|US7510249||Oct 9, 2007||Mar 31, 2009||The Mills Company Inc.||Storage unit|
|US7699412||Apr 26, 2007||Apr 20, 2010||The Mills Company Inc.||Storage unit|
|US7789471||Mar 30, 2009||Sep 7, 2010||The Mills Company Inc.||Storage unit|
|US8113602||Apr 16, 2010||Feb 14, 2012||The Mills Company Inc.||Storage unit|
|US20040194874 *||Apr 27, 2004||Oct 7, 2004||The Mills Company Inc.||Storage unit|
|US20060156768 *||Jan 18, 2005||Jul 20, 2006||Randy Wilson||Method and apparatus for locking a container|

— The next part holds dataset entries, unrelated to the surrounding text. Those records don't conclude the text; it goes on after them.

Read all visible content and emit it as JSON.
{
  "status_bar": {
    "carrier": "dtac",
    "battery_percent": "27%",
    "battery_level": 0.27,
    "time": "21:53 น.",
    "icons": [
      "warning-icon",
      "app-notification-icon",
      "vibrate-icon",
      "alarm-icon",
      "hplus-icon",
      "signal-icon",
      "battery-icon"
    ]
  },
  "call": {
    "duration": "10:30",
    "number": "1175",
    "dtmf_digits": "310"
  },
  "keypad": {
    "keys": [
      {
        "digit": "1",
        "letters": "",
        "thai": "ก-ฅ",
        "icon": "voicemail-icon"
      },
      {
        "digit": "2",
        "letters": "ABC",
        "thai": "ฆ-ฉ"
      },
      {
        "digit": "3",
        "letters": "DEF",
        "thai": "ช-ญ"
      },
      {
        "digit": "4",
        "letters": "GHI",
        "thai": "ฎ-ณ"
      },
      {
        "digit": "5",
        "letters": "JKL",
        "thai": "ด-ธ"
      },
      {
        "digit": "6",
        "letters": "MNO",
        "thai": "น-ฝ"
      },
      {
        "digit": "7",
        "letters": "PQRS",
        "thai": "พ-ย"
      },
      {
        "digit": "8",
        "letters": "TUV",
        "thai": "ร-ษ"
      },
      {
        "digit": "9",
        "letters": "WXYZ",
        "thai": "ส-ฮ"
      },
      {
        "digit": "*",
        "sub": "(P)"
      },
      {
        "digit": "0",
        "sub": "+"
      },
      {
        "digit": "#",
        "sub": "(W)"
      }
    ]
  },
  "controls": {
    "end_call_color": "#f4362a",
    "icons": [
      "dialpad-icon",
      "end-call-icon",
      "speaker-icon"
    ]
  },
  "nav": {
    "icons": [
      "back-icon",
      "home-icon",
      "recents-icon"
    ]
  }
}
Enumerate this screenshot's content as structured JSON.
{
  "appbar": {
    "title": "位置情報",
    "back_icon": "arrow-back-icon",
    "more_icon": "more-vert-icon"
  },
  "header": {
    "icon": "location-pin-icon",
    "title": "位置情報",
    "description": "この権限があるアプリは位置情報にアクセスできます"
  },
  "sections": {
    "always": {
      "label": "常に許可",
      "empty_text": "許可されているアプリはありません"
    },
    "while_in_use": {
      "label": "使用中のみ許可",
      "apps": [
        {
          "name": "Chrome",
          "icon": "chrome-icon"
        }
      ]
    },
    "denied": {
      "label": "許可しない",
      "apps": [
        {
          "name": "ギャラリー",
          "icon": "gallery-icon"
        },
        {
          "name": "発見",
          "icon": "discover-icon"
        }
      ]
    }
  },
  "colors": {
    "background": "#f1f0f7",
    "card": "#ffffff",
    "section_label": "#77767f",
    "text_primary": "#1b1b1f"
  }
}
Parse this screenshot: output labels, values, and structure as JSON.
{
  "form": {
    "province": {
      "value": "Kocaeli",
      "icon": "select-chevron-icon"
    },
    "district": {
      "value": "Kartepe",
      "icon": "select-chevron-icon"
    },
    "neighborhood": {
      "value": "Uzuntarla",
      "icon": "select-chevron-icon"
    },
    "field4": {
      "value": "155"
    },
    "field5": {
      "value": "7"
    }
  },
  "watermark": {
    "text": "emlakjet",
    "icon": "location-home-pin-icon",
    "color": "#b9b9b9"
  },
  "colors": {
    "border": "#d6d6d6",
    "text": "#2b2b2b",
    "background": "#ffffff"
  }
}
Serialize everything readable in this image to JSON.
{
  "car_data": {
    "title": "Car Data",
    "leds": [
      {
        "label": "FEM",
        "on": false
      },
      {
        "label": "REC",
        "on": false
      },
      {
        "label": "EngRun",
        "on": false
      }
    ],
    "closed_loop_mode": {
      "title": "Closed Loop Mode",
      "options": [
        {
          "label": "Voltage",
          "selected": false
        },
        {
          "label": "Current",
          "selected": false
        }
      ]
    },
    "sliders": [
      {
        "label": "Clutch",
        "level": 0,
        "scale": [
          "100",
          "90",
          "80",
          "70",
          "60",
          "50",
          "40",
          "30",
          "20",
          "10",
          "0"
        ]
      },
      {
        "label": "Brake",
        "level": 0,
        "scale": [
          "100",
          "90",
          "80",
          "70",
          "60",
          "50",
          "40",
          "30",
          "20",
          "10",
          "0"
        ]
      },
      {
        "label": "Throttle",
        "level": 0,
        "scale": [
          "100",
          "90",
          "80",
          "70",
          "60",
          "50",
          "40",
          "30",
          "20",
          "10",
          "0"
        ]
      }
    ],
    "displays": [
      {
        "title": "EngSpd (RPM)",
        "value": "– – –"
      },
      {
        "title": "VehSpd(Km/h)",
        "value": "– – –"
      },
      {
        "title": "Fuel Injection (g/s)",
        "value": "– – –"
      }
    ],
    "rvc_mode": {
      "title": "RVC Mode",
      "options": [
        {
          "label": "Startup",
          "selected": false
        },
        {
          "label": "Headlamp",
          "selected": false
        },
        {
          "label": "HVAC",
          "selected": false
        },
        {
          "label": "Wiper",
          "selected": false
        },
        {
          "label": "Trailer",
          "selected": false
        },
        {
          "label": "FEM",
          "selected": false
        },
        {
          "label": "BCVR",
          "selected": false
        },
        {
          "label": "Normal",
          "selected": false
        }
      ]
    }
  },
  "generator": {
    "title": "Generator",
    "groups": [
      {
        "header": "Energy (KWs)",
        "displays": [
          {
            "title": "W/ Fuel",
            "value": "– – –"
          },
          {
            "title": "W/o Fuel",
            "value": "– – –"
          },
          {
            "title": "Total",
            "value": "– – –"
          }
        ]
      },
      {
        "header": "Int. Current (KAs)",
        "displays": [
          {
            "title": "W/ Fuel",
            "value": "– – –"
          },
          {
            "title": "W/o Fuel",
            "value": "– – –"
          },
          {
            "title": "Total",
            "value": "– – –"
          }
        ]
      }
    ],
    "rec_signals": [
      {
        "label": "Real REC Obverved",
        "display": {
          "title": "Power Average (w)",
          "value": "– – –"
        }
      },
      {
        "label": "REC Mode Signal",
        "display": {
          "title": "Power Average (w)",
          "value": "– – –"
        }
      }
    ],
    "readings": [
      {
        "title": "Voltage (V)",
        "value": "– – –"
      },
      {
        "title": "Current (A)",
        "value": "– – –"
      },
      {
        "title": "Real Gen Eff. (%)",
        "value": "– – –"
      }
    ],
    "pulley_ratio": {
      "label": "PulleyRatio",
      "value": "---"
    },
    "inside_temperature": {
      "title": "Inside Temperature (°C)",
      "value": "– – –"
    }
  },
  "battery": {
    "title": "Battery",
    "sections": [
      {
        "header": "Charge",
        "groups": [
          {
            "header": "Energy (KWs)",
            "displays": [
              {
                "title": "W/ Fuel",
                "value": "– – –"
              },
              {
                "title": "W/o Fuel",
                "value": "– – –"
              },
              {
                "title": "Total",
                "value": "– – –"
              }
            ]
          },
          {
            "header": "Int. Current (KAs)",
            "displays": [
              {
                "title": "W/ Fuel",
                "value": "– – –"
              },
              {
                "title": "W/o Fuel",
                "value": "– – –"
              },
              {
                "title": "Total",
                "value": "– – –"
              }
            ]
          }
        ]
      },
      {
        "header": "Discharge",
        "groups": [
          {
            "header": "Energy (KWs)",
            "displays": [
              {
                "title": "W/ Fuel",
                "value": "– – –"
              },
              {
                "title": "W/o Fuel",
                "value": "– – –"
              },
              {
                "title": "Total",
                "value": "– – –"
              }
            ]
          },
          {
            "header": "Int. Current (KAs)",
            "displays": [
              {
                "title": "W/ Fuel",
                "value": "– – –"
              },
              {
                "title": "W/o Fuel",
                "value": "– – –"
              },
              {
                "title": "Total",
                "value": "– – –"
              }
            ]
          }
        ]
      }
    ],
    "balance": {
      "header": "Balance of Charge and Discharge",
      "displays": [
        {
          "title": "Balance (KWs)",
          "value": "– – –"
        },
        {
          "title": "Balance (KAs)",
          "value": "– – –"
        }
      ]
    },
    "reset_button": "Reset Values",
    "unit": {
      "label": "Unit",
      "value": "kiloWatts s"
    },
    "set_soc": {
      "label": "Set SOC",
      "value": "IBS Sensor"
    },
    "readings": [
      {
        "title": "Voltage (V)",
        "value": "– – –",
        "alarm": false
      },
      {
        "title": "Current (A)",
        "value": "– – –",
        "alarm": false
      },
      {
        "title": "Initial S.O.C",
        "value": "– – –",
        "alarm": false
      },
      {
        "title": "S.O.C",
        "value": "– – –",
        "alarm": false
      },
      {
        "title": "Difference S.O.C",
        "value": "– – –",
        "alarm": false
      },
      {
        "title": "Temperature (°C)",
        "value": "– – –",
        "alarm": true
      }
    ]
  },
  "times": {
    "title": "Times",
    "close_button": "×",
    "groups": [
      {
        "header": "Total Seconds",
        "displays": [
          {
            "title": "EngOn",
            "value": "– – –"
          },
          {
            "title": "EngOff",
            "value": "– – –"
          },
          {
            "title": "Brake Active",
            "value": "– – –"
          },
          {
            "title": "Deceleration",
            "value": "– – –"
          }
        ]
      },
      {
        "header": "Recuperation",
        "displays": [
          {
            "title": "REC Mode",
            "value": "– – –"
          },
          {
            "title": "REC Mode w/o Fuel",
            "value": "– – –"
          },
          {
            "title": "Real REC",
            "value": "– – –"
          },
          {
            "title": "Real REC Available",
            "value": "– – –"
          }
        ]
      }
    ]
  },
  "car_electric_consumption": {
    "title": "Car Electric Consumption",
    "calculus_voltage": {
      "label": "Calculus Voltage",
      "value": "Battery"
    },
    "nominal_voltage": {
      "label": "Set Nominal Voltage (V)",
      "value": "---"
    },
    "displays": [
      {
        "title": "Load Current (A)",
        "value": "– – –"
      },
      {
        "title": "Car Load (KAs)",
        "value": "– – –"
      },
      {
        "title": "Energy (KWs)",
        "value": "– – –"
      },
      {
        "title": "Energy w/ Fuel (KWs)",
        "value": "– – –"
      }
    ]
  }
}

|U.S. Classification||292/302, 292/DIG.68, 292/76, 292/340|
|International Classification||E05B15/02, E05B67/38, E05B65/02|
|Cooperative Classification||Y10T292/088, Y10T292/68, Y10T292/432, Y10S292/68, E05B65/025, E05B15/0205, E05B67/383|
|European Classification||E05B15/02E, E05B65/02L, E05B67/38B|
|Apr 21, 1993||AS||Assignment|
Owner name: REPUBLIC STORAGE SYSTEMS COMPANY, INC., OHIO
Free format text: ASSIGNMENT OF ASSIGNORS INTEREST;ASSIGNORS:LEITER, EARL;JOSEPH, THOMAS A.;REEL/FRAME:006546/0068
Effective date: 19930416
|Jan 7, 1994||AS||Assignment|
Owner name: CIT GROUP/CREDIT FINANCE, INC., THE, ILLINOIS
Free format text: SECURITY INTEREST;ASSIGNOR:REPUBLIC STORAGE SYSTEMS COMPANY, INC.;REEL/FRAME:006818/0755
Effective date: 19931228
|Jan 14, 1997||AS||Assignment|
Owner name: GENERAL ELECTRIC CAPITAL CORPORATION, ILLINOIS
Free format text: ASSIGNMENT FOR SECURITY OF PATENTS, TRADEMARKS AND COPYRIGHT;ASSIGNOR:REPUBLIC STORAGE SYSTEMS COMPANY, INC.;REEL/FRAME:008222/0105
Effective date: 19970103
|Aug 12, 1998||REMI||Maintenance fee reminder mailed|
|Nov 1, 1998||LAPS||Lapse for failure to pay maintenance fees|
|Jan 12, 1999||FP||Expired due to failure to pay maintenance fee|
Effective date: 19981101